I would advise the Deputy that while pensions for An Garda Síochána (the employer in this case) are a matter for the Minister for Justice and Equality, as the matter raised relates to pension policy for the public service generally, I will address the questions raised.
Firstly, I should clarify that retirement lump sum payments under public service pension schemes were not directly reduced by the Financial Emergency Measure in the Public Interest (FEMPI) legislation. The FEMPI legislation implemented measures that directly reduced the pay of serving staff and introduced a Public Service Pension Reduction for pensions in payment, subject to certain rates, thresholds and exemptions. As both the annual pensions and lump sum payments of members of pre-existing public service pension schemes (i.e. excluding the Single Public Service Pension Scheme) are directly linked to salary at retirement, the reductions to the pay of public servants would have had a knock on impact on the lump sum payment they received at retirement.
However, because of what is known as the first ‘grace period’, those who retired between 1 January 2010 and 29 February 2012 did not have the first FEMPI pay reduction (imposed 1 January 2010) reflected in the salary rate used to calculate their annual pension or their lump sum. A second round of FEMPI reductions was imposed in 2013 (imposed on 1 July on public servants with an annual remuneration above €65,000). The second ‘grace period’ meant that those who retired from that point onwards (assuming their pay was affected by those reductions while still serving) did not have those reductions reflected in the salary rate used to calculate their annual pension or lump sum.
Rather than enter into the details of the individual case, which, as I say, is a matter for the Minister for Justice and Equality, I would note that where retirement occurred after 1 March 2012, the retirement lump sum would be calculated by reference to the salary rates in payment on 1 January 2010 (i.e. following the first FEMPI pay reduction). If the salary was subject to the second FEMPI reduction on 1 July 2013, the operation of the second grace period would mean that the lump sum would still have been calculated by reference to the 1 January 2010 rate.
In accordance with normal public service pension arrangements, retirement lump sums are calculated on the rates of salary that a public servant is in receipt of at time of retirement (with the exception of the 'grace period' protection I have described above). I have no proposals to make any change in this regard.
Secondly, in relation to pension increases, the current policy applying to pensions paid under pre-existing pension schemes was agreed by the Government as part of the Public Service Stability Agreement 2018-2020 (PSSA). This policy is essentially a time-limited (expires end-2020) resumption of the non-statutory pension increase arrangements, sometimes known as pay parity, which formerly prevailed, but which lapsed in 2010. Under that policy, pay increases applied to serving staff over the course of the PSSA are passed on to those annual pensions where the salary on which the annual pension is based, in any case, does not exceed the salary of a serving staff member with the same grade and scale point, after the pay increase has been applied. If it qualifies, the annual pension is eligible for an increase to the extent that this will ensure alignment with the pay of serving staff.

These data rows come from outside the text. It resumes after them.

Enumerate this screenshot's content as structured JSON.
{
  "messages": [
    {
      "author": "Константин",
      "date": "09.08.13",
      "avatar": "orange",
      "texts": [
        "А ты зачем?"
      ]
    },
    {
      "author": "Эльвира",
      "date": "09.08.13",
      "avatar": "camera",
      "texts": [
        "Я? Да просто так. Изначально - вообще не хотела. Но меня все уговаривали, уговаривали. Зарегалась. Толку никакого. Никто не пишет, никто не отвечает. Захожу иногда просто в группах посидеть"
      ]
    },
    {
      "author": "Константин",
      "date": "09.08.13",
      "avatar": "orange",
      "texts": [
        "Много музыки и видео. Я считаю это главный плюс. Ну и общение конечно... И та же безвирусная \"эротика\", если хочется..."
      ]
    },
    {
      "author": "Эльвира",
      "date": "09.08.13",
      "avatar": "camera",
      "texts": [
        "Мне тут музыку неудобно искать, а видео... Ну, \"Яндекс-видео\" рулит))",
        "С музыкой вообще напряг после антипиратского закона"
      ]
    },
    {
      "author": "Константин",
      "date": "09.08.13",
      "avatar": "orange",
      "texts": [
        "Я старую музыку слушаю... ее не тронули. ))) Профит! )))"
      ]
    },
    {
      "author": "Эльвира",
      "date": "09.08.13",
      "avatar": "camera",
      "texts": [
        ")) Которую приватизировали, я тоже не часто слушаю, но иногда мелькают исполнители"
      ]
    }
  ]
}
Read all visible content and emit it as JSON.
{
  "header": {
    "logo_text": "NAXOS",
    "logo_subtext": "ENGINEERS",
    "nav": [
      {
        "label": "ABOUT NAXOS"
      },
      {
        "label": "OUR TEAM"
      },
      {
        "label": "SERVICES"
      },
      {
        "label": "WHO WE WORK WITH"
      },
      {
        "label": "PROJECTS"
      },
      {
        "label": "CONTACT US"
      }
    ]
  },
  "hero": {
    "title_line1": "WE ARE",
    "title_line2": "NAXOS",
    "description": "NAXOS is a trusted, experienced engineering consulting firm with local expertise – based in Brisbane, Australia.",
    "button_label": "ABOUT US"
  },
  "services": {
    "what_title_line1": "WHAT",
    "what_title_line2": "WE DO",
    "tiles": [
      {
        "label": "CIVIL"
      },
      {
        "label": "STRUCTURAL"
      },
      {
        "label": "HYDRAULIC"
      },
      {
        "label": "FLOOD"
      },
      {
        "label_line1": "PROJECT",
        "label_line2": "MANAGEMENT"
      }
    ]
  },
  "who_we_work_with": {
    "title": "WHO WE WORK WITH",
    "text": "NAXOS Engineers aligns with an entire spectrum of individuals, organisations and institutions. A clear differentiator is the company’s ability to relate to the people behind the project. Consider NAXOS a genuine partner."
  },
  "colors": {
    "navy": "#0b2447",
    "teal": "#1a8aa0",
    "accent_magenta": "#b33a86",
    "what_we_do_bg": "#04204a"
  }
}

Guidance on operation of the pension increase policy is set out in my Department’s Circular 02/2018, while further instructions have recently been issued in Circular 19/2019.
Finally, if the pension in question remains subject to the Public Service Pension Reduction (PSPR), the individual will qualify for a further lessening of its impact, or, indeed, its total removal in 2019 or 2020. The Deputy should also note that, no later than 31 December 2020, I will make an order which will specify a date for the full removal of PSPR from the residual group of PSPR-affected pensions.